Is Your Tree a Safety Hazard?
Know the Warning Signs / Robin Luce
Does your yard or commercial property have trees still showing stress from the severe weather of the last several months? Hurricane Sally and the storms that followed along with our March deep freeze left trees along the coast dangerously stressed.
Acute stress can occur suddenly and causes almost immediate harm to a tree. Flooding, drought, wind and untimely frost or freeze all produce acute stress. Chronic stress occurs over time and can be brought on by nutritional imbalance, improper soil pH, or other factors that take a longer time to develop. Chronic stress is compounded by disease and insects that love to prey on weakened trees.
Trees don’t take well to either form of stress, and can ultimately become unsafe for nearby homes, other structures, parked vehicles and passersby.
Here are a few things to look for when inspecting your trees for safety:
- Large, dead branches or branches that are just hanging around can pose a danger. Check for these threats in late fall or winter when foliage doesn’t obstruct your view.
- Cavities, rotten wood, or cracks and splits along the trunk or major branches may provide an entrance for wood-rotting organisms.
- Wires in contact with tree branches – especially downed or sagging lines after a storm.

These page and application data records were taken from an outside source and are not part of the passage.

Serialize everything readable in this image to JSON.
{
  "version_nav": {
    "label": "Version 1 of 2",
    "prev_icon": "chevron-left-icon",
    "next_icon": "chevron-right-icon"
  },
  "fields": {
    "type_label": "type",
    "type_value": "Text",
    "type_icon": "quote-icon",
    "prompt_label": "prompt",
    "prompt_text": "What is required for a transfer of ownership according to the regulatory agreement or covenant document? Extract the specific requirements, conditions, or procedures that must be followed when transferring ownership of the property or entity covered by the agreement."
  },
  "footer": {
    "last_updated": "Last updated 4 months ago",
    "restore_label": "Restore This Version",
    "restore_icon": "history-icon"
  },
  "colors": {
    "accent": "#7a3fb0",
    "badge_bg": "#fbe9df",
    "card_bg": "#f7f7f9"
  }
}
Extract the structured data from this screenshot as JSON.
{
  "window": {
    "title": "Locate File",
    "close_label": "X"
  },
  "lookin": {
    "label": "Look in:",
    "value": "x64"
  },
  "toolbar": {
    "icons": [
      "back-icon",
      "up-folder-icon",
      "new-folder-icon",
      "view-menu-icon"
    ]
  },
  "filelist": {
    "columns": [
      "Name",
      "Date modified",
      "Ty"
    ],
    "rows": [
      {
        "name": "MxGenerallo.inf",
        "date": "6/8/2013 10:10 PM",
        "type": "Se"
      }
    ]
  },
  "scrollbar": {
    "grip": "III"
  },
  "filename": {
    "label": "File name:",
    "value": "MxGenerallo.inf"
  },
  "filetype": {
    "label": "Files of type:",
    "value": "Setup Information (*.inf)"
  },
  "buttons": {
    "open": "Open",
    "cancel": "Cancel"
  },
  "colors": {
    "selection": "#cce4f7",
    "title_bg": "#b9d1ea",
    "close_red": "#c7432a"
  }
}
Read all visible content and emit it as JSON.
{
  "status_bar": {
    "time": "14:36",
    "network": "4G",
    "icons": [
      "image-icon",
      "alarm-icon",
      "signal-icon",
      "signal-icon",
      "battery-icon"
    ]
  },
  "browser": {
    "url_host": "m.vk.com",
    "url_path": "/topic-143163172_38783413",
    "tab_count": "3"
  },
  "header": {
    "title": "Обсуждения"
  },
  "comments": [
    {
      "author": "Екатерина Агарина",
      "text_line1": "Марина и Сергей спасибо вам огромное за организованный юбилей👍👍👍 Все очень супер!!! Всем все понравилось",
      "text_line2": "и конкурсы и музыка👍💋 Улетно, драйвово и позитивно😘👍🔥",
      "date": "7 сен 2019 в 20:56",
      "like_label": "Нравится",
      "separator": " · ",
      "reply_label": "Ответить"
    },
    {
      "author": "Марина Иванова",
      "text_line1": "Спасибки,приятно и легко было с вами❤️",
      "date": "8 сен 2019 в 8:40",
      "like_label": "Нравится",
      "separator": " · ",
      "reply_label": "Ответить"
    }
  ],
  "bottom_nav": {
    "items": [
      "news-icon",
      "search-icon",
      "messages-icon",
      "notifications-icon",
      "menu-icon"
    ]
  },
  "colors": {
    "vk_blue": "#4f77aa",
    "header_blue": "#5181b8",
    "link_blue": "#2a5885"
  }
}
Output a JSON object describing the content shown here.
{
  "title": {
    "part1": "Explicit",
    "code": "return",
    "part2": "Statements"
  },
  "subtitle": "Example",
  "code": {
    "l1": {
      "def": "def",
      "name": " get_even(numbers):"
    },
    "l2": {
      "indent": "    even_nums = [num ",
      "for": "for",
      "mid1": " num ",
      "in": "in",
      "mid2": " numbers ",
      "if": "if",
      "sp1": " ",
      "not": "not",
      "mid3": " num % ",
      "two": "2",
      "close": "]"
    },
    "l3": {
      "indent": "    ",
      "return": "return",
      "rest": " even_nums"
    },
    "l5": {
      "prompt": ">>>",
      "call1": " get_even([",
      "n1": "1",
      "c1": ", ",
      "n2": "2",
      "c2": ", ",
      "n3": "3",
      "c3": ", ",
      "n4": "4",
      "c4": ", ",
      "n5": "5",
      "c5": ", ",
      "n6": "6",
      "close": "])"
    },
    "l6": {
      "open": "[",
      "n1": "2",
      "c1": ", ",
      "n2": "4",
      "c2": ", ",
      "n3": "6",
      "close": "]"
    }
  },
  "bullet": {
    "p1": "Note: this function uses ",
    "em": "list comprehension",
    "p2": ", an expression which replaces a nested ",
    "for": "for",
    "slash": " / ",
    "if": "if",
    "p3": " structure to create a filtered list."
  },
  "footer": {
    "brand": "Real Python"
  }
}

- A pronounced lean or a tree with several large branches spanning from one point in the trunk may develop into a threat.
- Root damage from installing pavement, repairing sidewalks, or digging trenches can weaken a tree.
- Having soil at the base of the tree is a potential indicator of an unsound root system.
- Leaves that have prematurely developed an unusual size or color or if the tree has been heavily pruned. Dead leaves at the top of trees are usually the result of environmental or mechanical root stress. Curly or twisted leaves? You may have a viral or insect infestation on your hands.
If you find one or more of these warning signs, call a tree care expert or let us recommend someone for you. A real threat should be addressed quickly before that sickly tree becomes more than just unattractive.